Death in Danzig - Stefan Chwin
It is 1945. The Germans have lost the war. Danzig becomes Polish Gdansk in a Russian dominated communist state. Germans flee the city. Poles seek refuge in it. A German doctor called Hanemann remains behind. He is asked to investigate a suspicious death.
Death in Danzig
Published in 2004
Available from Amazon (UK), Amazon (US) and Abe Books (2nd Hand).
Michael Hofmann, The Guardian (London) 5 March 2005, wrote in What life after linden-blossom tea?

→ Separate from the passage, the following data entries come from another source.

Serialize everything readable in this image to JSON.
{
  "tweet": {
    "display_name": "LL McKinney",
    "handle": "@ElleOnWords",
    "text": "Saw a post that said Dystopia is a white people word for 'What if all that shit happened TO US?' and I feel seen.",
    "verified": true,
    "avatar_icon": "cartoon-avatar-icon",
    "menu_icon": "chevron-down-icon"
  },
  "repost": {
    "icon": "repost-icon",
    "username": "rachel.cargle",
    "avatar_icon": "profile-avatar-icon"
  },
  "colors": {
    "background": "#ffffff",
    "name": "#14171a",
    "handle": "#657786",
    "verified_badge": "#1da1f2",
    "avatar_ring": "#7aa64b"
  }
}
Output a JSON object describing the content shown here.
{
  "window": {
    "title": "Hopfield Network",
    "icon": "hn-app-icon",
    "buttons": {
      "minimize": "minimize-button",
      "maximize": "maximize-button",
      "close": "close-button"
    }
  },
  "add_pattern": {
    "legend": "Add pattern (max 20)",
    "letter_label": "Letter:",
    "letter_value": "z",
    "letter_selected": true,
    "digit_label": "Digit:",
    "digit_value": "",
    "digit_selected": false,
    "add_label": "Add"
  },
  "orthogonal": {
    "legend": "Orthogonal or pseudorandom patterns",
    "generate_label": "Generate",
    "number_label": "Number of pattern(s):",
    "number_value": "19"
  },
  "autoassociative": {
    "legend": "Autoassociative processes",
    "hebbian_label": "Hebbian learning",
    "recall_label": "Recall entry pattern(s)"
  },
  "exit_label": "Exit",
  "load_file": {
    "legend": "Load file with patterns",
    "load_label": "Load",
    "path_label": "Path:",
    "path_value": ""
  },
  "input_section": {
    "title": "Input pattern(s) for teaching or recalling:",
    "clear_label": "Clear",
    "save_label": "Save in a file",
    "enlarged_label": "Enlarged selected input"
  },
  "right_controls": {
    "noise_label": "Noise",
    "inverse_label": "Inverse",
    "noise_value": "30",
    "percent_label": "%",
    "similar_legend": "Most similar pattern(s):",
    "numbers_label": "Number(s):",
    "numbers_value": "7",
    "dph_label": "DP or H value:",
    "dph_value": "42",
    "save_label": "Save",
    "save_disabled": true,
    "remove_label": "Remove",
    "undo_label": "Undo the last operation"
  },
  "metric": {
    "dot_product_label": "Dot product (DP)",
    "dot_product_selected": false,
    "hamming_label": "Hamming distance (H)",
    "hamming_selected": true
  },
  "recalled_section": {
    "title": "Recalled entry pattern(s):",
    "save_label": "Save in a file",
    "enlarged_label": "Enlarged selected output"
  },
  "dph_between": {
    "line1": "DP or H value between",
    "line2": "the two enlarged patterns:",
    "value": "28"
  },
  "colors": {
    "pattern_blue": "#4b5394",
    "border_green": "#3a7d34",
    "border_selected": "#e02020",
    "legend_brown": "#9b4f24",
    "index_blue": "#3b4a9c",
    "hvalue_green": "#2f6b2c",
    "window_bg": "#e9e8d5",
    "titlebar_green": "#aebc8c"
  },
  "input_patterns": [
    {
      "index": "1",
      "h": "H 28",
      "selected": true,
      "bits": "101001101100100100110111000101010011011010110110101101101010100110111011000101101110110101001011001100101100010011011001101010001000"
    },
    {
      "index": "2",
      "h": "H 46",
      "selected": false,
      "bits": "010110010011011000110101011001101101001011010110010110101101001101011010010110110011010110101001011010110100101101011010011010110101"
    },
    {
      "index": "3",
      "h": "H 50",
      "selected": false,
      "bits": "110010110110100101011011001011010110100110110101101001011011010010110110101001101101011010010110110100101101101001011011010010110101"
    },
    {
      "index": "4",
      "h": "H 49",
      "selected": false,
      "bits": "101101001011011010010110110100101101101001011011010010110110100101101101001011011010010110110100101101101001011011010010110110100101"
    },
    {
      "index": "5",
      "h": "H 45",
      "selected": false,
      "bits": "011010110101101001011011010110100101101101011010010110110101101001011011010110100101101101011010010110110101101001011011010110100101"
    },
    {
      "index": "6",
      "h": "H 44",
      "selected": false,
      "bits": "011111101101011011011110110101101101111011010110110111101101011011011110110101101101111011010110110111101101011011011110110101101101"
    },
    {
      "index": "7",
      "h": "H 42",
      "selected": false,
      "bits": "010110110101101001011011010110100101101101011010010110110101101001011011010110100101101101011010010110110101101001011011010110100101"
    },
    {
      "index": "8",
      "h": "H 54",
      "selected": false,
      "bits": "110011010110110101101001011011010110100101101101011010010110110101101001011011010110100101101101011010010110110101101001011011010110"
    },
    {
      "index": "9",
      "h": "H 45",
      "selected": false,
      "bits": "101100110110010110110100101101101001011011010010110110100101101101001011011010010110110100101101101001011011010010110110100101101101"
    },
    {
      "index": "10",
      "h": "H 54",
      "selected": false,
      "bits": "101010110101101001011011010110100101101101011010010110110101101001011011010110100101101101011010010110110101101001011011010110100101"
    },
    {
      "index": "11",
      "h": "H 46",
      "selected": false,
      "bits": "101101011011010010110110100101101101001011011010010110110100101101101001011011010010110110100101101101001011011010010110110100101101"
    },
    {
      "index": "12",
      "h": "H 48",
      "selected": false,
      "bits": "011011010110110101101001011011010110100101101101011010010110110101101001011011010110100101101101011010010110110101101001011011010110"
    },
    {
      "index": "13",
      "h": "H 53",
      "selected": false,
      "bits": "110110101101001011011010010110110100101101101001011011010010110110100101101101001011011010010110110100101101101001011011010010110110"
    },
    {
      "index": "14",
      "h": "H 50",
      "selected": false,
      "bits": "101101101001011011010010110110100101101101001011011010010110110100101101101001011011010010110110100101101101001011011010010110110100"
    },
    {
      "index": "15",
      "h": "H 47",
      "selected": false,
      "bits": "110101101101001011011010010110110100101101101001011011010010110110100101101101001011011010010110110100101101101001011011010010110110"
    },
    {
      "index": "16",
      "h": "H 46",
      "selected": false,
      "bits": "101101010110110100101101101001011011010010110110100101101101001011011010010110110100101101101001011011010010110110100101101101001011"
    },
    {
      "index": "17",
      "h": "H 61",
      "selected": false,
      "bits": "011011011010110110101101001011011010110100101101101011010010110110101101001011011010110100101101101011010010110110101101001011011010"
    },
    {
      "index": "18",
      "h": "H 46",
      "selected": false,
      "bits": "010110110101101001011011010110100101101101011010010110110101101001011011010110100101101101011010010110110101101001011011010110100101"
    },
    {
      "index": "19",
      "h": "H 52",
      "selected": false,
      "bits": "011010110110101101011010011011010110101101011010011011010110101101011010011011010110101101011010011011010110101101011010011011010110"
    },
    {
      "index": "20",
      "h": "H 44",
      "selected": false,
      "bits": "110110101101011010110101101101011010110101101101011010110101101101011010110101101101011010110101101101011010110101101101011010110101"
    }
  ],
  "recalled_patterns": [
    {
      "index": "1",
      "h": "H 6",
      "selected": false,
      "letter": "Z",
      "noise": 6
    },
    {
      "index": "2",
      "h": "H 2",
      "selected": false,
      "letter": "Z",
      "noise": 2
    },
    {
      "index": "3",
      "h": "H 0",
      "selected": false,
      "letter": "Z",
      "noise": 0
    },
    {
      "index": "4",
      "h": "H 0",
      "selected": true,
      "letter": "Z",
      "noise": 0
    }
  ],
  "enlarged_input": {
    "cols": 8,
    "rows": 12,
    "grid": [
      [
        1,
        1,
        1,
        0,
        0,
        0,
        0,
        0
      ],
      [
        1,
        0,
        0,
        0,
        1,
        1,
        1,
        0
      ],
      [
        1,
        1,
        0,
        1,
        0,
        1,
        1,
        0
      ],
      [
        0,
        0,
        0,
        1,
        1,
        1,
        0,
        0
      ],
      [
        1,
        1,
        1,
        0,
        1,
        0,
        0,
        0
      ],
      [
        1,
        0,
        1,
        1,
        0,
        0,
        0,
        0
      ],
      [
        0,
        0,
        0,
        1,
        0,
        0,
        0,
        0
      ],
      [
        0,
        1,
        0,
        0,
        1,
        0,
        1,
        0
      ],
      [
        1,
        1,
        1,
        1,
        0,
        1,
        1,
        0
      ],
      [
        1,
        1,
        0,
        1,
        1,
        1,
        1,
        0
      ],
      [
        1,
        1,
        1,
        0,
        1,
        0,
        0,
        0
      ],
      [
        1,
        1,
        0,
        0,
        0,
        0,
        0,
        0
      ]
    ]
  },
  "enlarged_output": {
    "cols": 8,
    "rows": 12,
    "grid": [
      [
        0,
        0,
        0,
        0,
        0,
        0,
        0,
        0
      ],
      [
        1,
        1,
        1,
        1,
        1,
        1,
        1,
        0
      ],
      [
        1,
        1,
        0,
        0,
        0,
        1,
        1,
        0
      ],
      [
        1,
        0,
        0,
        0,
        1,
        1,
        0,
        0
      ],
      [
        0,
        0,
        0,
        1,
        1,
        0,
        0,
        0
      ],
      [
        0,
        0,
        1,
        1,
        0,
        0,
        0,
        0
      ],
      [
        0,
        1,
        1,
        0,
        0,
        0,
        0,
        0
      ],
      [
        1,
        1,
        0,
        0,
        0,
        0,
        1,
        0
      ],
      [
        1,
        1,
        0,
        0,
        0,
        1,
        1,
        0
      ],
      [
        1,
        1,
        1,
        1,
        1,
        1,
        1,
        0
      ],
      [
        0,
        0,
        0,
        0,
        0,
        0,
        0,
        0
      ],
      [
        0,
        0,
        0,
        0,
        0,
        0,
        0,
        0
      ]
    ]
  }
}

It reminds me a little of Rushdie and Grass (himself a native of Danzig, after all), and perhaps a little more of Sebald, in the way it deploys a damaged individual at a crux of history. Hanemann is a coroner, who, as the book begins, in 1945, conducts autopsies for a living. Suffering a personal loss, he becomes depressed and indifferent, gives up his profession, and, unlike the rest of the German population of Danzig, doesn't flee as the Russians close in...there is a peculiar feeling of grief struck tenderness for the bourgeois period in much Polish writing; perhaps the period before 1939 really was a bourgeois apotheosis; at any rate, such a feeling characterises both Chwin and Zagajewski, and goes back to 1930s writers such as Bruno Schulz.... I know as a translator that one waits, often for many years, for a writer to come along who writes as beautifully as one longs to write oneself. Death in Danzig is a beautiful book, and nothing about it is more sumptuously and expressively beautiful than Philip Boehm's translation.
This page was added on 31 May 2008.